Scotland’s Climate March was part of a global campaign for action in advance of next week’s United Nations talks in Paris, where international leaders will attempt to hammer out a deal on cutting greenhouse gas emissions.
Campaigners are urging the Scottish and UK governments to push for strong plans to cut emissions and support countries in the developing world that will suffer most from climate change.
The march was organised by Stop Climate Chaos Scotland, a coalition of 60 organisations that came together to campaign on climate change.
Patrick Harvie MSP, co-convener of the Scottish Greens, said Scotland could lead the way in the transition from fossil fuels to a low-carbon economy.
He said: “The negotiations in Paris must strike a bold deal to protect our society.
“The trend of rising global temperatures is clear and the impact will be felt by the poorest people in the world. The pollution that has caused this is the responsibility of developed nations such as ours.
“The scientific consensus is clear - we need to leave fossil fuels in the ground if we’re to limit the damage that climate change will cause. And the economic case is growing - when even the governor of the Bank of England warns that investing in fossil fuels risks devastating the economy, it’s simply not credible for governments to drag their feet.
“Scotland has the resources and the talent to lead the way. We can have many more jobs than currently exist in oil and gas if we prioritise decommissioning, renewables and energy efficient housing.”
Marchers gathered at The Meadows at 12pm before heading to the Ross Bandstand in Princes Street Gardens for a rally and live music hosted by comedian and actor Hardeep Singh Kohli.
Marchers, who gathered in the rain, were asked to wear bright colours and unite around the slogan Climate, Justice and Jobs.
Tom Ballantine, chair of Stop Climate Chaos Scotland, said: “We’re proud that so many people in Scotland are coming together to show they care about the fate of others across the world and that they want to protect the planet that we all rely on. It’s an uplifting message of solidarity that must now be matched by our politicians.
“We need Nicola Sturgeon and David Cameron to use their influence to push for the strongest and most ambitious deal possible at Paris.”
Scottish Labour’s environmental justice spokeswoman, Sarah Boyack, said her party in Government at Holyrood would deliver regulatory change to make warm homes that tackle climate change “a 21st century reality”.

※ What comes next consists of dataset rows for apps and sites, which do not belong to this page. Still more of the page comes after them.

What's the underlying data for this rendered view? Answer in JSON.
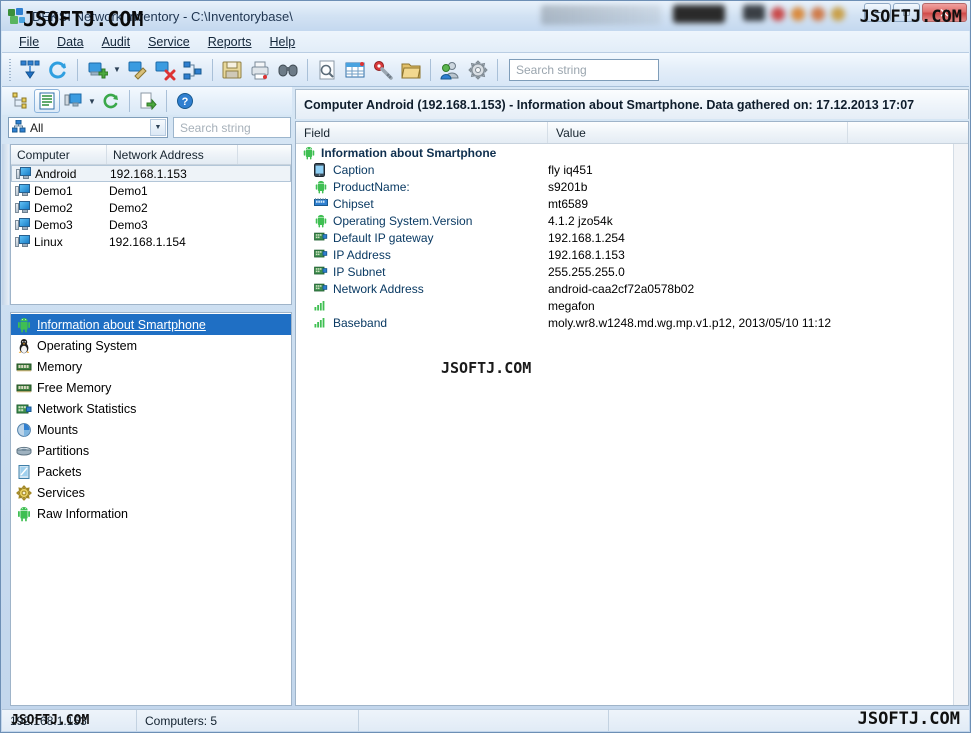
{
  "window": {
    "title": "DEKSI Network Inventory - C:\\Inventorybase\\",
    "icon": "network-app-icon",
    "controls": {
      "minimize": "–",
      "maximize": "□",
      "close": "✕"
    }
  },
  "watermarks": {
    "title": "JSOFTJ.COM",
    "top_right": "JSOFTJ.COM",
    "center": "JSOFTJ.COM",
    "status_left": "JSOFTJ.COM",
    "status_right": "JSOFTJ.COM"
  },
  "menubar": {
    "items": [
      {
        "label": "File",
        "accel": "F"
      },
      {
        "label": "Data",
        "accel": "D"
      },
      {
        "label": "Audit",
        "accel": "A"
      },
      {
        "label": "Service",
        "accel": "S"
      },
      {
        "label": "Reports",
        "accel": "R"
      },
      {
        "label": "Help",
        "accel": "H"
      }
    ]
  },
  "toolbar": {
    "buttons": [
      {
        "name": "scan-network-icon"
      },
      {
        "name": "refresh-icon"
      },
      {
        "name": "add-computer-icon",
        "has_dropdown": true
      },
      {
        "name": "edit-computer-icon"
      },
      {
        "name": "delete-computer-icon"
      },
      {
        "name": "group-icon"
      },
      {
        "name": "save-icon"
      },
      {
        "name": "print-icon"
      },
      {
        "name": "find-icon"
      },
      {
        "name": "preview-icon"
      },
      {
        "name": "report-table-icon"
      },
      {
        "name": "license-key-icon"
      },
      {
        "name": "folder-icon"
      },
      {
        "name": "users-icon"
      },
      {
        "name": "settings-gear-icon"
      }
    ],
    "search": {
      "placeholder": "Search string",
      "value": ""
    }
  },
  "sidebar_toolbar": {
    "buttons": [
      {
        "name": "tree-view-icon"
      },
      {
        "name": "list-view-icon",
        "active": true
      },
      {
        "name": "computer-view-icon",
        "has_dropdown": true
      },
      {
        "name": "refresh-list-icon"
      },
      {
        "name": "export-icon"
      },
      {
        "name": "help-icon"
      }
    ],
    "filter": {
      "label": "All",
      "icon": "network-group-icon"
    },
    "search": {
      "placeholder": "Search string",
      "value": ""
    }
  },
  "computer_list": {
    "columns": [
      "Computer",
      "Network Address"
    ],
    "rows": [
      {
        "computer": "Android",
        "address": "192.168.1.153",
        "selected": true
      },
      {
        "computer": "Demo1",
        "address": "Demo1",
        "selected": false
      },
      {
        "computer": "Demo2",
        "address": "Demo2",
        "selected": false
      },
      {
        "computer": "Demo3",
        "address": "Demo3",
        "selected": false
      },
      {
        "computer": "Linux",
        "address": "192.168.1.154",
        "selected": false
      }
    ]
  },
  "category_list": {
    "items": [
      {
        "label": "Information about Smartphone",
        "icon": "android-icon",
        "selected": true
      },
      {
        "label": "Operating System",
        "icon": "penguin-icon",
        "selected": false
      },
      {
        "label": "Memory",
        "icon": "memory-module-icon",
        "selected": false
      },
      {
        "label": "Free Memory",
        "icon": "memory-module-icon",
        "selected": false
      },
      {
        "label": "Network Statistics",
        "icon": "network-card-icon",
        "selected": false
      },
      {
        "label": "Mounts",
        "icon": "pie-disk-icon",
        "selected": false
      },
      {
        "label": "Partitions",
        "icon": "hard-disk-icon",
        "selected": false
      },
      {
        "label": "Packets",
        "icon": "package-icon",
        "selected": false
      },
      {
        "label": "Services",
        "icon": "gear-icon",
        "selected": false
      },
      {
        "label": "Raw Information",
        "icon": "android-icon",
        "selected": false
      }
    ]
  },
  "detail": {
    "header": "Computer Android (192.168.1.153) - Information about Smartphone. Data gathered on: 17.12.2013 17:07",
    "columns": [
      "Field",
      "Value",
      ""
    ],
    "group": {
      "label": "Information about Smartphone",
      "icon": "android-icon"
    },
    "rows": [
      {
        "field": "Caption",
        "value": "fly iq451",
        "icon": "smartphone-icon"
      },
      {
        "field": "ProductName:",
        "value": "s9201b",
        "icon": "android-icon"
      },
      {
        "field": "Chipset",
        "value": "mt6589",
        "icon": "chip-icon"
      },
      {
        "field": "Operating System.Version",
        "value": "4.1.2 jzo54k",
        "icon": "android-icon"
      },
      {
        "field": "Default IP gateway",
        "value": "192.168.1.254",
        "icon": "network-card-icon"
      },
      {
        "field": "IP Address",
        "value": "192.168.1.153",
        "icon": "network-card-icon"
      },
      {
        "field": "IP Subnet",
        "value": "255.255.255.0",
        "icon": "network-card-icon"
      },
      {
        "field": "Network Address",
        "value": "android-caa2cf72a0578b02",
        "icon": "network-card-icon"
      },
      {
        "field": "",
        "value": "megafon",
        "icon": "signal-bars-icon"
      },
      {
        "field": "Baseband",
        "value": "moly.wr8.w1248.md.wg.mp.v1.p12, 2013/05/10 11:12",
        "icon": "signal-bars-icon"
      }
    ]
  },
  "statusbar": {
    "cells": [
      {
        "text": "192.168.1.153"
      },
      {
        "text": "Computers: 5"
      },
      {
        "text": ""
      },
      {
        "text": ""
      }
    ]
  },
  "colors": {
    "selection": "#1f6fc4",
    "accent": "#2f7fd0",
    "close_button": "#cf4a48",
    "field_text": "#0a3a63"
  }
}
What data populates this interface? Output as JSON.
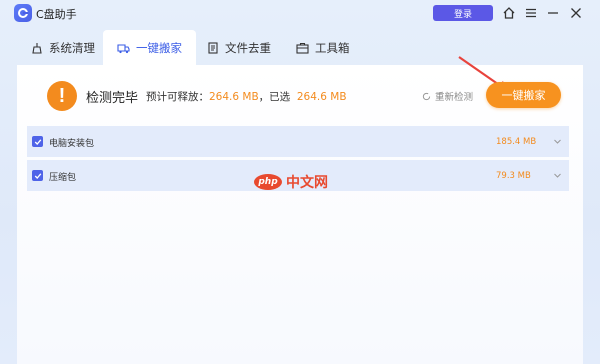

She said: “These are worrying and challenging times for renewables, so the SNP Government needs to redouble its efforts to get on with tackling climate change. Without the political will to support low carbon heat and power, we won’t tackle fuel poverty and Scottish companies will miss out on becoming leaders in making this globally important technology commercially viable.”
Environment Minister Aileen McLeod said: “It is crucial that the message from this march reaches all the way to Paris - that Scotland wants and expects an ambitious and fair climate treaty to be agreed.
“The stakes really could not be higher and it is fair to say that our future and that of generations to come, depends on a successful outcome.
“Scotland not only takes a message to Paris but we offer a model of what can be done to tackle climate change. In the countdown to these negotiations the Scottish Government has been promoting Scotland’s actions on climate change to the international community.”